  • Tunneling and band-modulation devices in SOI (collaboration with INPG/Minatec and Fudan University)
  • Quantum dot photodetectors (with Pacifici lab at Brown and NIST)
  • Amorphous indium-zinc-oxide and copper-iodide devices (with Paine lab at Brown)
  • Nitride hot electron and tunneling transistors (with MIT Lincoln Laboratory)
  • Cryo-CMOS and transistor-based biosensors (with NIST)

In the past our group worked in other areas, including:

  • Noise-immune ultimate CMOS design (with Bahar lab then at Brown)
  • Si and SiGe nanowire tunneling transistors (collaboration with LANL)
  • Carbon nanotube devices (with Xu lab at Brown)
  • Flexible metal interconnects (with Crawford lab then at Brown)
  • Resonant tunneling in 2DEG and Si/Ge (with IBM Yorktown and Goldman lab at Stony Brook)
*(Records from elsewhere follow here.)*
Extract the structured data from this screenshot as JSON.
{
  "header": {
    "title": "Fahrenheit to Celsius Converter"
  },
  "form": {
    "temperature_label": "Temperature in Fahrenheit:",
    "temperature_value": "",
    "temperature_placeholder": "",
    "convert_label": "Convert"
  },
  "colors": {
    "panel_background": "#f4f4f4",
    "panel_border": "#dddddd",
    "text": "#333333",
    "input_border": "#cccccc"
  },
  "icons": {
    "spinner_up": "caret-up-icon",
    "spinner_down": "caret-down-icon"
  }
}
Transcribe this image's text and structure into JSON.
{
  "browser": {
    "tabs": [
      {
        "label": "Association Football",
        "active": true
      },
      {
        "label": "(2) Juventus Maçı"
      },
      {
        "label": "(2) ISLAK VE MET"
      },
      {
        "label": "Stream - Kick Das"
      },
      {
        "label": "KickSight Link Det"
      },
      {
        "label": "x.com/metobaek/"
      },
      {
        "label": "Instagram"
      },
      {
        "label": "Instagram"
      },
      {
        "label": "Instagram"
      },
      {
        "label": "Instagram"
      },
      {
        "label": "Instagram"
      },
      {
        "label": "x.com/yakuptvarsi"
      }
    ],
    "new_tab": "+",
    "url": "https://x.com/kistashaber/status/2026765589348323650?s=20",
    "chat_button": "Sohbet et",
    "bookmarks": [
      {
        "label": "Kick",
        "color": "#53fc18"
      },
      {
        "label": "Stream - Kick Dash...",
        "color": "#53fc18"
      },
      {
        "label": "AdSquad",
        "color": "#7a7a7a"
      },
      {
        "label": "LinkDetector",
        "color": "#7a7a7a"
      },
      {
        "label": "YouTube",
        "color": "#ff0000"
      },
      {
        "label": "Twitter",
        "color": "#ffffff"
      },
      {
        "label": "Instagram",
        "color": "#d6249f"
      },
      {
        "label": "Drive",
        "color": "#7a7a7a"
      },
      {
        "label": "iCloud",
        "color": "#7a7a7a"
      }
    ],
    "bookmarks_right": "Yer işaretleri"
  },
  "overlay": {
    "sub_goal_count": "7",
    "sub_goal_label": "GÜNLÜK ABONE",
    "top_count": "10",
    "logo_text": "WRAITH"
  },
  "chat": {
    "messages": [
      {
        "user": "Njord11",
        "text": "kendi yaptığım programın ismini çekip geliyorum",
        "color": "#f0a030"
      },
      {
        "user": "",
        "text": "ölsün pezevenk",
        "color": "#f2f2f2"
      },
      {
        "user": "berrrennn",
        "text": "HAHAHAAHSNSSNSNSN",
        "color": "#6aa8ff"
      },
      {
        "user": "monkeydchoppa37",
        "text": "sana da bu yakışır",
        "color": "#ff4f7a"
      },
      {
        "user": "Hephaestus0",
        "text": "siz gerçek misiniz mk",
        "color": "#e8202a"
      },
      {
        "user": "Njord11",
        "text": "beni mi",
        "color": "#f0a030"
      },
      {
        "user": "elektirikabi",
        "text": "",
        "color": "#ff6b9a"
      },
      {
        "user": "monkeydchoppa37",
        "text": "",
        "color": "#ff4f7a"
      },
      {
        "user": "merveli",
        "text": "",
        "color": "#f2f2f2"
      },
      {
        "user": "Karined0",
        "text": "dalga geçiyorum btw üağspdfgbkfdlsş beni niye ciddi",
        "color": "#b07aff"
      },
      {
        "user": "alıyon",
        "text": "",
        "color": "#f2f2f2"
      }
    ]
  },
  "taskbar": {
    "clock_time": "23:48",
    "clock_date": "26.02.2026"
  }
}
Students graduating from the Zaslavsky laboratory -- our most significant product by far -- are well-equipped for future semiconductor R&D by acquiring a full skill set, from device fabrication to characterization and modeling.  They have moved on to a range of semiconductor companies (from Micron to Applied Materials, to GlobalFoundries, to Synopsys), government labs (from NIST to CNRS to Paul Scherrer Institute), and major industrial companies (EMC and Apple).